How Small Is It, Really?
Photo Gallery of Relative Size
Before digging into the performance-related strengths and weaknesses of this build, let’s take a closer look at where it shines most brightly: small size.
For starters, our sub-$400 gaming PC is downright puny compared to more conventional gaming enclosures, such as the eight-slot Rosewill Blackhawk or seven-slot Antec Three Hundred Illusion mid-tower cases.
Three ISK300 enclosures stacked up would occupy approximately 1280 cubic inches, falling in between the pictured $650 gaming machine I built for this quarter's competition and the $1300 enthusiast PC in overall volume. This bonus build occupies less than 20% of the space consumed by the BitFenix Prodigy used in Thomas' high-performance build, assuming the upper and lower handles remain attached.
Unfortunately, fractional size also translates to a lot less performance, particularly in games. It's already maxed out when we install a Radeon HD 7750.
It’s wider and deeper, but quite a bit shorter (while standing) than the Xbox 360 gaming console. If we cropped Microsoft’s huge power brick in half and added it to the Xbox, the combination would equal the same volume as Antec’s ISK300, which of course includes an internal power supply.
When it comes to mini-ITX, one size does not fit all.

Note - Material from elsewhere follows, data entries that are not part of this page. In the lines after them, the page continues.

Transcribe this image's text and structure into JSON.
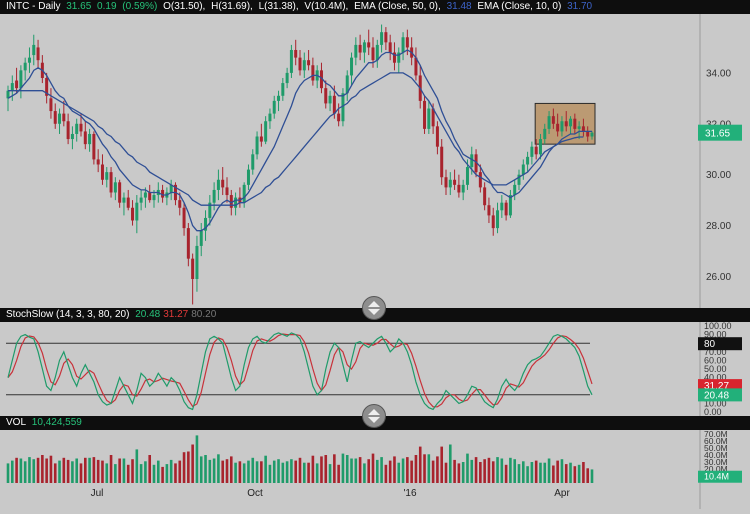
{
  "header": {
    "symbol": "INTC - Daily",
    "last": "31.65",
    "change": "0.19",
    "change_pct": "(0.59%)",
    "open": "O(31.50),",
    "high": "H(31.69),",
    "low": "L(31.38),",
    "volume": "V(10.4M),",
    "ema50_label": "EMA (Close, 50, 0),",
    "ema50_value": "31.48",
    "ema10_label": "EMA (Close, 10, 0)",
    "ema10_value": "31.70"
  },
  "stoch_header": {
    "label": "StochSlow (14, 3, 3, 80, 20)",
    "k_value": "20.48",
    "d_value": "31.27",
    "level_value": "80.20"
  },
  "vol_header": {
    "label": "VOL",
    "value": "10,424,559"
  },
  "colors": {
    "background": "#c9c9c9",
    "up_candle": "#1f9b6a",
    "down_candle": "#a8232d",
    "ema": "#2f4f95",
    "highlight": "#b58a55",
    "stoch_k": "#1f9b6a",
    "stoch_d": "#c8323a",
    "price_badge": "#22b07a",
    "d_badge": "#d8242e"
  },
  "price_axis": {
    "ticks": [
      "34.00",
      "32.00",
      "30.00",
      "28.00",
      "26.00"
    ],
    "badge": "31.65"
  },
  "stoch_axis": {
    "ticks": [
      "100.00",
      "90.00",
      "80.00",
      "70.00",
      "60.00",
      "50.00",
      "40.00",
      "30.00",
      "20.00",
      "10.00",
      "0.00"
    ],
    "badge_80": "80",
    "badge_d": "31.27",
    "badge_k": "20.48"
  },
  "vol_axis": {
    "ticks": [
      "70.0M",
      "60.0M",
      "50.0M",
      "40.0M",
      "30.0M",
      "20.0M",
      "10.0M"
    ],
    "badge": "10.4M"
  },
  "x_axis": {
    "ticks": [
      "Jul",
      "Oct",
      "'16",
      "Apr"
    ]
  },
  "chart_data": {
    "type": "candlestick",
    "title": "INTC - Daily",
    "ylim": [
      24.8,
      36.0
    ],
    "ohlc": [
      [
        33.0,
        33.5,
        32.5,
        33.3
      ],
      [
        33.3,
        33.9,
        32.9,
        33.6
      ],
      [
        33.7,
        34.2,
        33.2,
        33.4
      ],
      [
        33.4,
        34.3,
        33.0,
        34.1
      ],
      [
        34.1,
        34.6,
        33.7,
        34.4
      ],
      [
        34.4,
        35.0,
        34.0,
        34.6
      ],
      [
        34.7,
        35.5,
        34.3,
        35.1
      ],
      [
        35.0,
        35.3,
        34.2,
        34.5
      ],
      [
        34.4,
        34.7,
        33.6,
        33.8
      ],
      [
        33.8,
        34.0,
        32.8,
        33.1
      ],
      [
        33.0,
        33.4,
        32.2,
        32.5
      ],
      [
        32.5,
        32.8,
        31.8,
        32.0
      ],
      [
        32.0,
        32.6,
        31.6,
        32.4
      ],
      [
        32.4,
        32.9,
        31.9,
        32.1
      ],
      [
        32.1,
        32.4,
        31.2,
        31.4
      ],
      [
        31.4,
        31.9,
        31.0,
        31.6
      ],
      [
        31.6,
        32.2,
        31.3,
        32.0
      ],
      [
        32.0,
        32.4,
        31.5,
        31.7
      ],
      [
        31.7,
        32.1,
        31.0,
        31.2
      ],
      [
        31.2,
        31.8,
        30.9,
        31.6
      ],
      [
        31.6,
        31.7,
        30.4,
        30.6
      ],
      [
        30.6,
        31.0,
        30.1,
        30.4
      ],
      [
        30.4,
        30.8,
        29.6,
        29.8
      ],
      [
        29.8,
        30.3,
        29.5,
        30.1
      ],
      [
        30.1,
        30.3,
        29.1,
        29.3
      ],
      [
        29.3,
        29.9,
        29.0,
        29.7
      ],
      [
        29.7,
        29.8,
        28.7,
        28.9
      ],
      [
        28.9,
        29.3,
        28.4,
        29.1
      ],
      [
        29.1,
        29.4,
        28.6,
        28.7
      ],
      [
        28.7,
        29.0,
        28.0,
        28.2
      ],
      [
        28.2,
        29.2,
        27.7,
        28.9
      ],
      [
        28.9,
        29.4,
        28.6,
        29.1
      ],
      [
        29.1,
        29.5,
        28.7,
        29.3
      ],
      [
        29.3,
        29.6,
        28.9,
        29.0
      ],
      [
        29.0,
        29.4,
        28.7,
        29.2
      ],
      [
        29.2,
        29.7,
        28.9,
        29.4
      ],
      [
        29.4,
        29.6,
        28.9,
        29.1
      ],
      [
        29.1,
        29.5,
        28.8,
        29.3
      ],
      [
        29.3,
        29.8,
        29.0,
        29.6
      ],
      [
        29.6,
        29.7,
        28.8,
        29.0
      ],
      [
        29.0,
        29.3,
        28.4,
        28.7
      ],
      [
        28.7,
        28.9,
        27.6,
        27.9
      ],
      [
        27.9,
        28.1,
        26.4,
        26.7
      ],
      [
        26.7,
        26.9,
        24.9,
        25.9
      ],
      [
        25.9,
        27.6,
        25.4,
        27.2
      ],
      [
        27.2,
        28.1,
        26.8,
        27.8
      ],
      [
        27.8,
        28.6,
        27.4,
        28.3
      ],
      [
        28.3,
        29.2,
        28.0,
        28.9
      ],
      [
        28.9,
        29.7,
        28.6,
        29.4
      ],
      [
        29.4,
        30.2,
        29.0,
        29.8
      ],
      [
        29.8,
        30.3,
        29.2,
        29.5
      ],
      [
        29.5,
        29.9,
        28.9,
        29.2
      ],
      [
        29.2,
        29.4,
        28.4,
        28.7
      ],
      [
        28.7,
        29.3,
        28.4,
        29.1
      ],
      [
        29.1,
        29.5,
        28.7,
        28.9
      ],
      [
        28.9,
        29.7,
        28.7,
        29.6
      ],
      [
        29.6,
        30.4,
        29.4,
        30.2
      ],
      [
        30.2,
        31.0,
        30.0,
        30.8
      ],
      [
        30.8,
        31.7,
        30.6,
        31.5
      ],
      [
        31.5,
        32.0,
        31.1,
        31.3
      ],
      [
        31.3,
        32.3,
        31.2,
        32.1
      ],
      [
        32.1,
        32.6,
        31.8,
        32.4
      ],
      [
        32.4,
        33.1,
        32.2,
        32.9
      ],
      [
        32.9,
        33.3,
        32.5,
        33.1
      ],
      [
        33.1,
        33.8,
        32.9,
        33.6
      ],
      [
        33.6,
        34.2,
        33.4,
        34.0
      ],
      [
        34.0,
        35.1,
        33.8,
        34.9
      ],
      [
        34.9,
        35.3,
        34.3,
        34.6
      ],
      [
        34.6,
        34.9,
        33.9,
        34.1
      ],
      [
        34.1,
        34.8,
        33.8,
        34.5
      ],
      [
        34.5,
        34.9,
        34.1,
        34.3
      ],
      [
        34.3,
        34.6,
        33.5,
        33.7
      ],
      [
        33.7,
        34.3,
        33.4,
        34.1
      ],
      [
        34.1,
        34.4,
        33.2,
        33.4
      ],
      [
        33.4,
        33.7,
        32.6,
        32.8
      ],
      [
        32.8,
        33.3,
        32.5,
        33.1
      ],
      [
        33.1,
        33.5,
        32.2,
        32.4
      ],
      [
        32.4,
        32.8,
        31.9,
        32.1
      ],
      [
        32.1,
        33.4,
        31.9,
        33.2
      ],
      [
        33.2,
        34.1,
        32.9,
        33.9
      ],
      [
        33.9,
        34.8,
        33.5,
        34.6
      ],
      [
        34.6,
        35.4,
        34.3,
        35.1
      ],
      [
        35.1,
        35.5,
        34.5,
        34.8
      ],
      [
        34.8,
        35.3,
        34.4,
        35.2
      ],
      [
        35.2,
        35.7,
        34.7,
        35.0
      ],
      [
        35.0,
        35.4,
        34.2,
        34.5
      ],
      [
        34.5,
        35.3,
        34.2,
        35.1
      ],
      [
        35.1,
        35.9,
        34.8,
        35.6
      ],
      [
        35.6,
        35.8,
        34.9,
        35.2
      ],
      [
        35.2,
        35.5,
        34.5,
        34.8
      ],
      [
        34.8,
        35.2,
        34.1,
        34.4
      ],
      [
        34.4,
        35.0,
        34.0,
        34.8
      ],
      [
        34.8,
        35.6,
        34.5,
        35.4
      ],
      [
        35.4,
        35.7,
        34.7,
        35.0
      ],
      [
        35.0,
        35.4,
        34.3,
        34.6
      ],
      [
        34.6,
        35.0,
        33.7,
        33.9
      ],
      [
        33.9,
        34.3,
        32.6,
        32.9
      ],
      [
        32.9,
        33.1,
        31.6,
        31.8
      ],
      [
        31.8,
        32.9,
        31.6,
        32.6
      ],
      [
        32.6,
        32.8,
        31.6,
        31.9
      ],
      [
        31.9,
        32.1,
        30.8,
        31.1
      ],
      [
        31.1,
        31.4,
        29.6,
        29.9
      ],
      [
        29.9,
        30.2,
        29.2,
        29.5
      ],
      [
        29.5,
        30.1,
        29.2,
        29.8
      ],
      [
        29.8,
        30.2,
        29.4,
        29.6
      ],
      [
        29.6,
        30.0,
        29.1,
        29.3
      ],
      [
        29.3,
        29.8,
        29.0,
        29.6
      ],
      [
        29.6,
        30.6,
        29.4,
        30.3
      ],
      [
        30.3,
        31.1,
        30.0,
        30.8
      ],
      [
        30.8,
        31.0,
        29.9,
        30.1
      ],
      [
        30.1,
        30.4,
        29.3,
        29.5
      ],
      [
        29.5,
        29.7,
        28.6,
        28.8
      ],
      [
        28.8,
        29.1,
        28.1,
        28.4
      ],
      [
        28.4,
        28.7,
        27.6,
        27.9
      ],
      [
        27.9,
        28.9,
        27.7,
        28.6
      ],
      [
        28.6,
        29.2,
        28.3,
        28.9
      ],
      [
        28.9,
        29.0,
        28.2,
        28.4
      ],
      [
        28.4,
        29.4,
        28.3,
        29.2
      ],
      [
        29.2,
        29.8,
        29.0,
        29.6
      ],
      [
        29.6,
        30.2,
        29.4,
        30.0
      ],
      [
        30.0,
        30.6,
        29.8,
        30.4
      ],
      [
        30.4,
        30.9,
        30.1,
        30.7
      ],
      [
        30.7,
        31.3,
        30.4,
        31.1
      ],
      [
        31.1,
        31.4,
        30.6,
        30.8
      ],
      [
        30.8,
        31.6,
        30.6,
        31.4
      ],
      [
        31.4,
        32.0,
        31.2,
        31.8
      ],
      [
        31.8,
        32.5,
        31.6,
        32.3
      ],
      [
        32.3,
        32.6,
        31.8,
        32.0
      ],
      [
        32.0,
        32.4,
        31.5,
        31.7
      ],
      [
        31.7,
        32.3,
        31.5,
        32.1
      ],
      [
        32.1,
        32.5,
        31.7,
        31.9
      ],
      [
        31.9,
        32.3,
        31.6,
        32.2
      ],
      [
        32.2,
        32.4,
        31.6,
        31.8
      ],
      [
        31.8,
        32.1,
        31.4,
        31.9
      ],
      [
        31.9,
        32.2,
        31.5,
        31.7
      ],
      [
        31.7,
        31.9,
        31.3,
        31.5
      ],
      [
        31.5,
        31.7,
        31.38,
        31.65
      ]
    ],
    "ema10": [
      33.0,
      33.1,
      33.2,
      33.4,
      33.6,
      33.8,
      34.1,
      34.2,
      34.1,
      33.9,
      33.6,
      33.3,
      33.1,
      33.0,
      32.7,
      32.5,
      32.4,
      32.3,
      32.1,
      32.0,
      31.8,
      31.5,
      31.2,
      31.0,
      30.7,
      30.5,
      30.2,
      30.0,
      29.8,
      29.6,
      29.5,
      29.4,
      29.4,
      29.3,
      29.3,
      29.3,
      29.2,
      29.2,
      29.3,
      29.3,
      29.2,
      28.9,
      28.5,
      28.0,
      27.8,
      27.8,
      27.9,
      28.1,
      28.4,
      28.7,
      28.9,
      29.0,
      28.9,
      29.0,
      29.0,
      29.1,
      29.3,
      29.6,
      29.9,
      30.2,
      30.5,
      30.8,
      31.1,
      31.5,
      31.9,
      32.3,
      32.7,
      33.2,
      33.5,
      33.7,
      33.8,
      33.9,
      33.9,
      33.8,
      33.6,
      33.5,
      33.3,
      33.1,
      33.1,
      33.2,
      33.5,
      33.8,
      34.0,
      34.2,
      34.4,
      34.4,
      34.5,
      34.7,
      34.8,
      34.8,
      34.7,
      34.7,
      34.8,
      34.9,
      34.8,
      34.6,
      34.3,
      33.9,
      33.6,
      33.3,
      33.0,
      32.5,
      32.1,
      31.8,
      31.4,
      31.1,
      30.8,
      30.7,
      30.6,
      30.5,
      30.3,
      30.0,
      29.8,
      29.5,
      29.3,
      29.3,
      29.2,
      29.1,
      29.2,
      29.3,
      29.5,
      29.7,
      29.9,
      30.1,
      30.3,
      30.6,
      30.9,
      31.1,
      31.2,
      31.4,
      31.5,
      31.6,
      31.6,
      31.7,
      31.7,
      31.7,
      31.7
    ],
    "ema50": [
      33.3,
      33.3,
      33.3,
      33.3,
      33.3,
      33.3,
      33.3,
      33.3,
      33.3,
      33.2,
      33.1,
      33.0,
      32.9,
      32.8,
      32.7,
      32.6,
      32.5,
      32.4,
      32.3,
      32.2,
      32.1,
      31.9,
      31.8,
      31.6,
      31.5,
      31.3,
      31.2,
      31.0,
      30.8,
      30.7,
      30.5,
      30.4,
      30.3,
      30.1,
      30.0,
      29.9,
      29.8,
      29.7,
      29.6,
      29.5,
      29.4,
      29.3,
      29.2,
      29.0,
      28.9,
      28.8,
      28.8,
      28.8,
      28.8,
      28.8,
      28.8,
      28.8,
      28.8,
      28.8,
      28.9,
      28.9,
      29.0,
      29.1,
      29.2,
      29.3,
      29.5,
      29.6,
      29.8,
      29.9,
      30.1,
      30.3,
      30.5,
      30.7,
      30.9,
      31.1,
      31.3,
      31.5,
      31.7,
      31.9,
      32.1,
      32.3,
      32.4,
      32.6,
      32.7,
      32.8,
      33.0,
      33.1,
      33.3,
      33.4,
      33.5,
      33.6,
      33.7,
      33.8,
      33.9,
      34.0,
      34.0,
      34.0,
      34.0,
      33.9,
      33.8,
      33.6,
      33.4,
      33.1,
      32.9,
      32.6,
      32.3,
      32.0,
      31.7,
      31.4,
      31.1,
      30.9,
      30.6,
      30.4,
      30.2,
      30.0,
      29.9,
      29.8,
      29.7,
      29.6,
      29.6,
      29.6,
      29.6,
      29.7,
      29.8,
      29.9,
      30.0,
      30.1,
      30.3,
      30.5,
      30.7,
      30.9,
      31.0,
      31.1,
      31.2,
      31.3,
      31.35,
      31.4,
      31.45,
      31.48,
      31.48
    ],
    "highlight_box": {
      "start_index": 123,
      "end_index": 136,
      "low": 31.2,
      "high": 32.8
    },
    "stoch_k": [
      40,
      60,
      80,
      88,
      90,
      87,
      85,
      70,
      50,
      30,
      25,
      40,
      60,
      70,
      55,
      40,
      30,
      45,
      55,
      45,
      35,
      20,
      12,
      8,
      10,
      25,
      40,
      30,
      20,
      10,
      25,
      45,
      40,
      30,
      35,
      45,
      38,
      30,
      40,
      35,
      25,
      12,
      5,
      3,
      20,
      45,
      70,
      85,
      88,
      85,
      80,
      60,
      40,
      25,
      30,
      55,
      75,
      85,
      88,
      82,
      80,
      85,
      90,
      92,
      90,
      88,
      92,
      90,
      85,
      70,
      50,
      30,
      20,
      25,
      50,
      70,
      80,
      75,
      55,
      35,
      60,
      80,
      82,
      78,
      75,
      80,
      85,
      88,
      80,
      70,
      75,
      85,
      80,
      70,
      55,
      35,
      20,
      10,
      5,
      3,
      10,
      15,
      25,
      20,
      15,
      10,
      12,
      20,
      30,
      28,
      20,
      12,
      8,
      5,
      15,
      30,
      38,
      30,
      25,
      32,
      45,
      55,
      60,
      62,
      65,
      72,
      80,
      88,
      90,
      88,
      85,
      80,
      75,
      65,
      48,
      30,
      20
    ]
  }
}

Pictured from left to right: Antec ISK110 VESA, this quarter's $400 bonus build (Antec ISK300-150), SilverStone SG05BB-450-USB3.0, this quarter's $650 PC (Cooler Master Elite 120), DIYPC V3Plus-B.